- Can someone tell me the Max EPR/N1 for different altitudes if it changes, otherwise if the Max EPR/N1 is constant what is the value then?

Thank very much for you help,

Martin

Coldbear
27th Dec 2009, 19:57
Is there realy no one who knows :\

Martin

rudderrudderrat
29th Dec 2009, 21:54
Hi Coldbear,

Let's call the inlet pressure P2 and the fan exhaust pressure P5 and EPR = P5/P2.
I'm sorry but this is just from memory of TriStar RB211 EPR behaviour :-

1) EPR reduced during take off with constant N1 and with increasing airspeed due to the increase in the P2.

2) With constant IAS and climbing (into less dense air) the EPR increased.
(P2 remains constant but P5 increases due to the V squared value of the airspeed of the fan exhaust airflow.)
We set a reduced climb power initially (Climb 1) until the rate of climb fell below some value, then set an increased power (Climb 2). Maybe your V2500 has a schedule like this as it blends from a climb power which was set from the flex take off value?

3) I think Max climb EPR increased with Altitude.

4) The apparent reduction in EPR of your V 2500 between 8,000 and 12,000 feet is probably due to accelerating from 250 kts to something around 300 kts.

On the TriStar, there was no FADEC so you could over boost the engine by pushing the TLs forward. Your V2500 is probably protected by the FADEC under normal operations.

Regards, RRR.

Dani
29th Dec 2009, 22:45
Problem is that hardly any V2500 A320 pilot ever looks on the EPR gauge ;)

It's so useless, because difference between min and max EPR lays maybe in a quarter of the gauge. So most of us look at the N1, some on the FF.

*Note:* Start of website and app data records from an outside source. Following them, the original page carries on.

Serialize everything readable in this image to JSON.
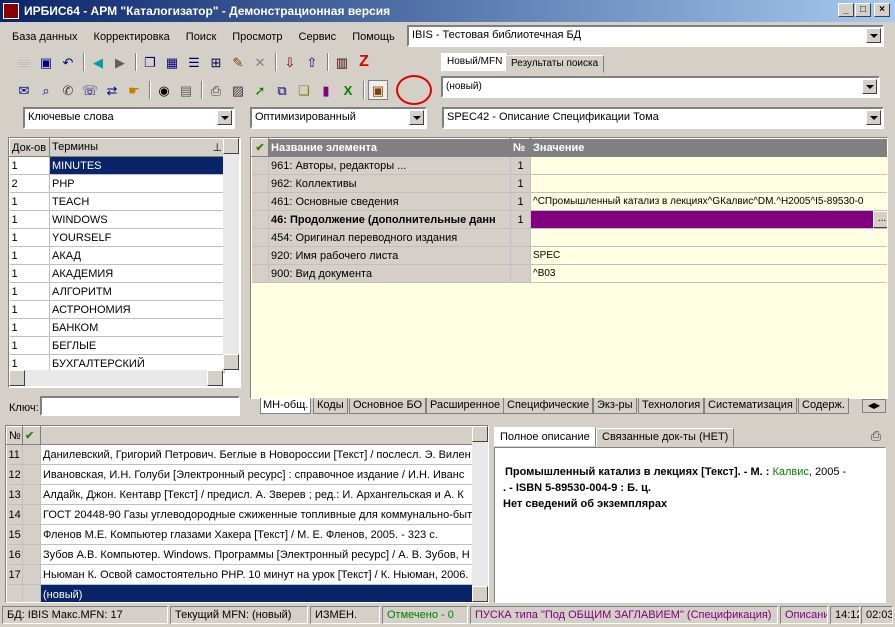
{
  "window": {
    "title": "ИРБИС64 - АРМ \"Каталогизатор\" - Демонстрационная версия",
    "min": "_",
    "max": "□",
    "close": "×"
  },
  "menu": [
    "База данных",
    "Корректировка",
    "Поиск",
    "Просмотр",
    "Сервис",
    "Помощь"
  ],
  "database_select": "IBIS - Тестовая библиотечная БД",
  "record_tabs": [
    "Новый/MFN",
    "Результаты поиска"
  ],
  "record_select": "(новый)",
  "dict_select": "Ключевые слова",
  "mode_select": "Оптимизированный",
  "worksheet_select": "SPEC42 - Описание Спецификации Тома",
  "dictionary": {
    "headers": [
      "Док-ов",
      "Термины"
    ],
    "rows": [
      {
        "count": "1",
        "term": "MINUTES"
      },
      {
        "count": "2",
        "term": "PHP"
      },
      {
        "count": "1",
        "term": "TEACH"
      },
      {
        "count": "1",
        "term": "WINDOWS"
      },
      {
        "count": "1",
        "term": "YOURSELF"
      },
      {
        "count": "1",
        "term": "АКАД"
      },
      {
        "count": "1",
        "term": "АКАДЕМИЯ"
      },
      {
        "count": "1",
        "term": "АЛГОРИТМ"
      },
      {
        "count": "1",
        "term": "АСТРОНОМИЯ"
      },
      {
        "count": "1",
        "term": "БАНКОМ"
      },
      {
        "count": "1",
        "term": "БЕГЛЫЕ"
      },
      {
        "count": "1",
        "term": "БУХГАЛТЕРСКИЙ"
      }
    ],
    "key_label": "Ключ:"
  },
  "editor": {
    "headers": [
      "Название элемента",
      "№",
      "Значение"
    ],
    "rows": [
      {
        "name": "961: Авторы, редакторы ...",
        "num": "1",
        "value": ""
      },
      {
        "name": "962: Коллективы",
        "num": "1",
        "value": ""
      },
      {
        "name": "461: Основные сведения",
        "num": "1",
        "value": "^CПромышленный катализ в лекциях^GКалвис^DM.^H2005^I5-89530-0"
      },
      {
        "name": "46: Продолжение (дополнительные данн",
        "num": "1",
        "value": ""
      },
      {
        "name": "454: Оригинал переводного издания",
        "num": "",
        "value": ""
      },
      {
        "name": "920: Имя рабочего листа",
        "num": "",
        "value": "SPEC"
      },
      {
        "name": "900: Вид документа",
        "num": "",
        "value": "^B03"
      }
    ],
    "ellipsis": "...",
    "bottom_tabs": [
      "МН-общ.",
      "Коды",
      "Основное БО",
      "Расширенное",
      "Специфические",
      "Экз-ры",
      "Технология",
      "Систематизация",
      "Содерж."
    ]
  },
  "records": {
    "rows": [
      {
        "n": "11",
        "text": "Данилевский, Григорий Петрович. Беглые в Новороссии [Текст] / послесл. Э. Вилен"
      },
      {
        "n": "12",
        "text": "Ивановская, И.Н. Голуби [Электронный ресурс] : справочное издание / И.Н. Иванс"
      },
      {
        "n": "13",
        "text": "Алдайк, Джон. Кентавр [Текст] / предисл. А. Зверев ; ред.: И. Архангельская и А. К"
      },
      {
        "n": "14",
        "text": "ГОСТ 20448-90 Газы углеводородные сжиженные топливные для коммунально-быт"
      },
      {
        "n": "15",
        "text": "Фленов М.Е. Компьютер глазами Хакера [Текст] / М. Е. Фленов, 2005. - 323 с."
      },
      {
        "n": "16",
        "text": "Зубов А.В. Компьютер. Windows. Программы [Электронный ресурс] / А. В. Зубов, Н"
      },
      {
        "n": "17",
        "text": "Ньюман К. Освой самостоятельно PHP. 10 минут на урок [Текст] / К. Ньюман, 2006."
      }
    ],
    "new_row": "(новый)"
  },
  "description": {
    "tabs": [
      "Полное описание",
      "Связанные док-ты (НЕТ)"
    ],
    "line1_title": "Промышленный катализ в лекциях [Текст]. - М. :",
    "line1_publisher": "Калвис",
    "line1_year": ", 2005 -",
    "line2": ". - ISBN 5-89530-004-9 : Б. ц.",
    "line3": "Нет сведений об экземплярах"
  },
  "status": {
    "db": "БД: IBIS Макс.MFN: 17",
    "current": "Текущий MFN: (новый)",
    "changed": "ИЗМЕН.",
    "marked": "Отмечено - 0",
    "search": "ПУСКА типа \"Под ОБЩИМ ЗАГЛАВИЕМ\" (Спецификация)",
    "desc": "Описани",
    "time": "14:12",
    "elapsed": "02:03"
  }
}
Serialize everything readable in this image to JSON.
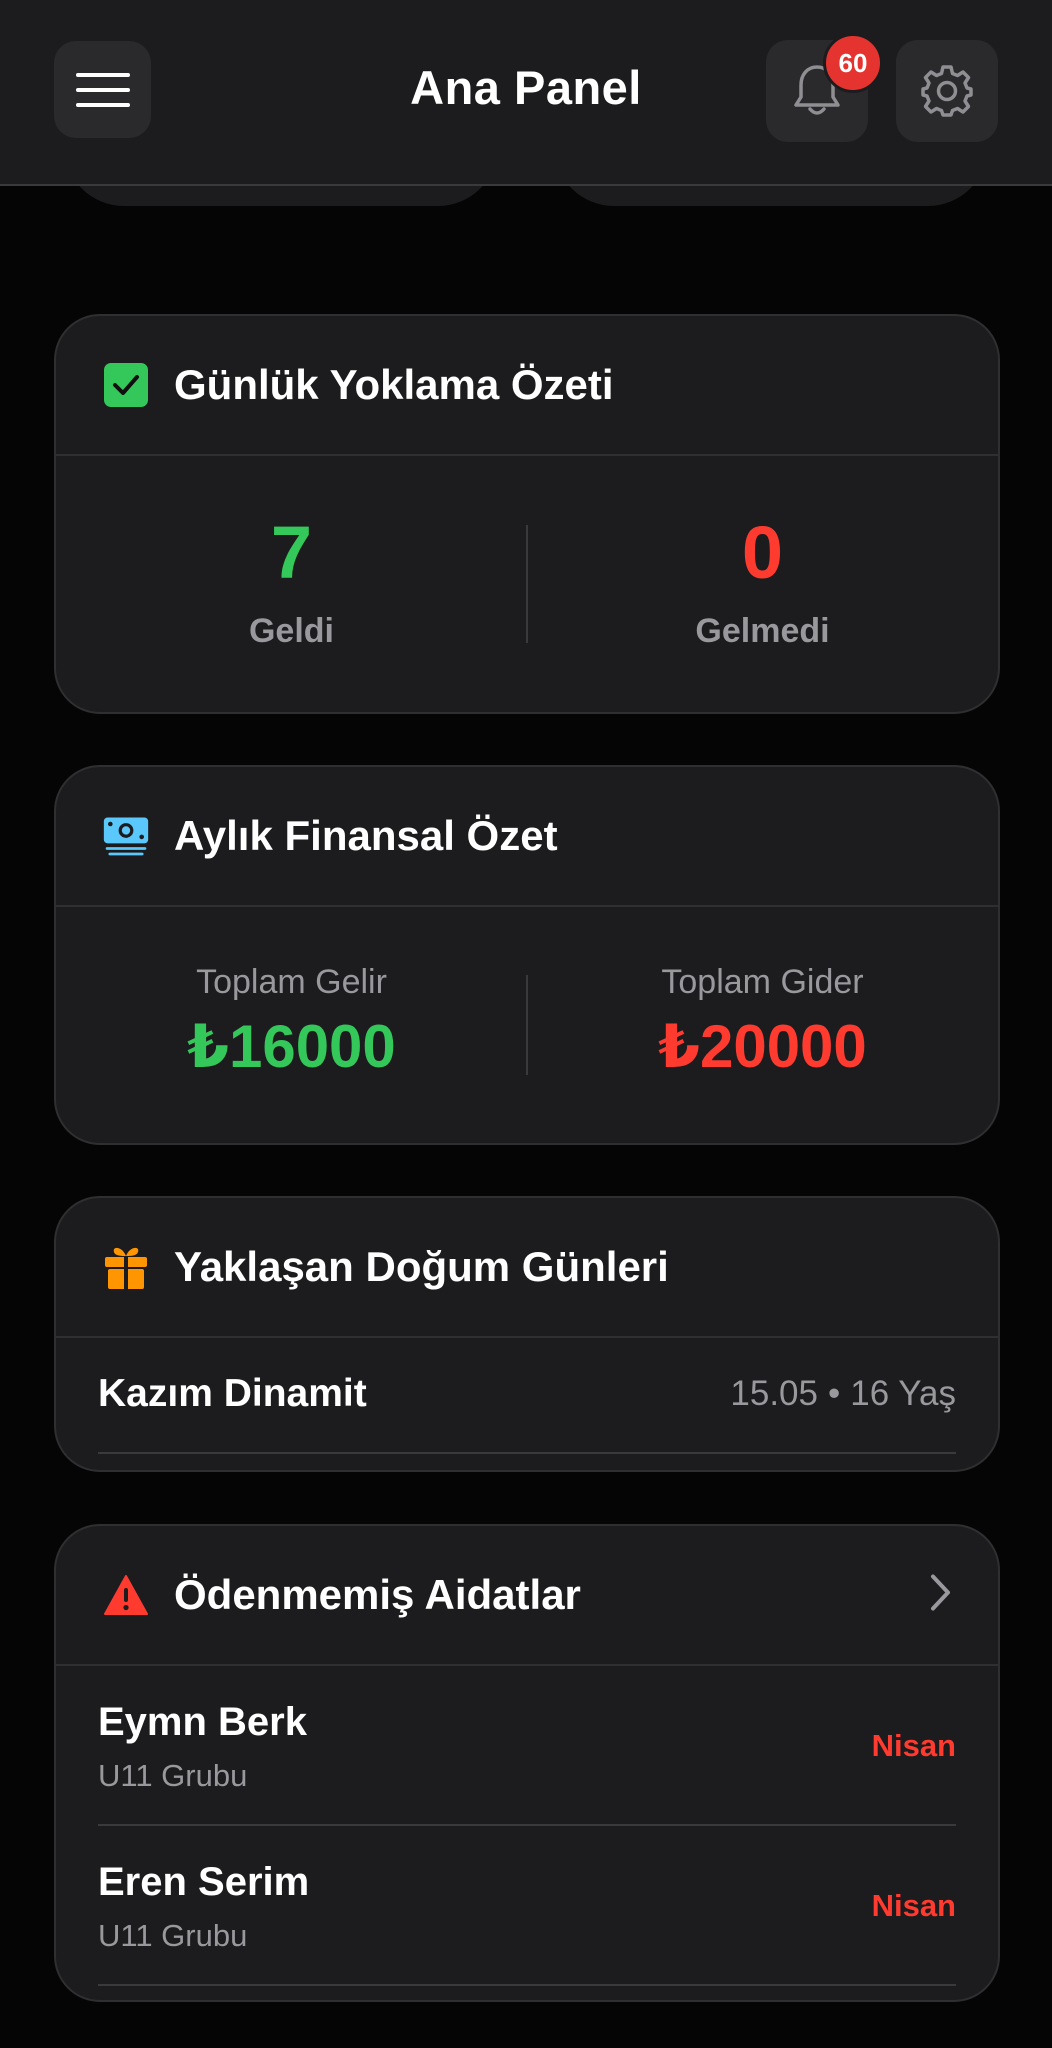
{
  "header": {
    "title": "Ana Panel",
    "notification_count": "60",
    "menu_icon": "menu-icon",
    "bell_icon": "bell-icon",
    "gear_icon": "gear-icon"
  },
  "attendance": {
    "title": "Günlük Yoklama Özeti",
    "icon": "check-square-icon",
    "present_value": "7",
    "present_label": "Geldi",
    "absent_value": "0",
    "absent_label": "Gelmedi"
  },
  "finance": {
    "title": "Aylık Finansal Özet",
    "icon": "banknote-icon",
    "income_label": "Toplam Gelir",
    "income_value": "₺16000",
    "expense_label": "Toplam Gider",
    "expense_value": "₺20000"
  },
  "birthdays": {
    "title": "Yaklaşan Doğum Günleri",
    "icon": "gift-icon",
    "items": [
      {
        "name": "Kazım Dinamit",
        "date": "15.05",
        "separator": "•",
        "age": "16 Yaş"
      }
    ]
  },
  "dues": {
    "title": "Ödenmemiş Aidatlar",
    "icon": "warning-icon",
    "items": [
      {
        "name": "Eymn Berk",
        "group": "U11 Grubu",
        "month": "Nisan"
      },
      {
        "name": "Eren Serim",
        "group": "U11 Grubu",
        "month": "Nisan"
      }
    ]
  },
  "colors": {
    "background": "#050505",
    "card": "#1c1c1e",
    "positive": "#34c759",
    "negative": "#ff3b30",
    "secondary_text": "#98989d",
    "badge": "#e5342f",
    "gift": "#ff9500",
    "finance_icon": "#5ac8fa"
  }
}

Other than that, I would also guess what RRR said in general about the dynamics of a modern jet engine, and I also agree with you that:

- the amber line will fall with alt
- with TOGA thrust you will reach the line
- the EPR limits change with altitude

What the values are - I guess nobody knows, because that's different to atmospheric conditions. If you get hold of an FCOM, maybe you find tables about it?

All the best for your project,
Dani

aidey_f
1st Jan 2010, 11:47
That level of detail of the engine dynamics are covered by the models that Airbus sell as part of the simulation data package, and that make up a very large portion of the price of your level D sim.

They're also covered by some pretty strong non-disclosure agreements, and in the area of engine controllers, the information is export controlled. Indeed, the license agreements are so strict that only specified people who have signed the agreements are allowed to see the data and models. Breach of these licenses can lead to multi-million dollar fines for the company involved and criminal prosections for the companies and people who breach them. It would also make vising the Home of the Free and the Land of the Brave somewhat problematic, seriously upsetting plans to take the kids to Disneyworld, causing severe turbulence on the domestic front... anyway, I digress.

Hence you're probably going to find a great deal of dificulty getting public domain information.

Good luck though - I hope I haven't rained on your parade too heavily.

Coldbear
2nd Jan 2010, 14:45
Thans guys for the answers, especially to RRR and Dani.

Martin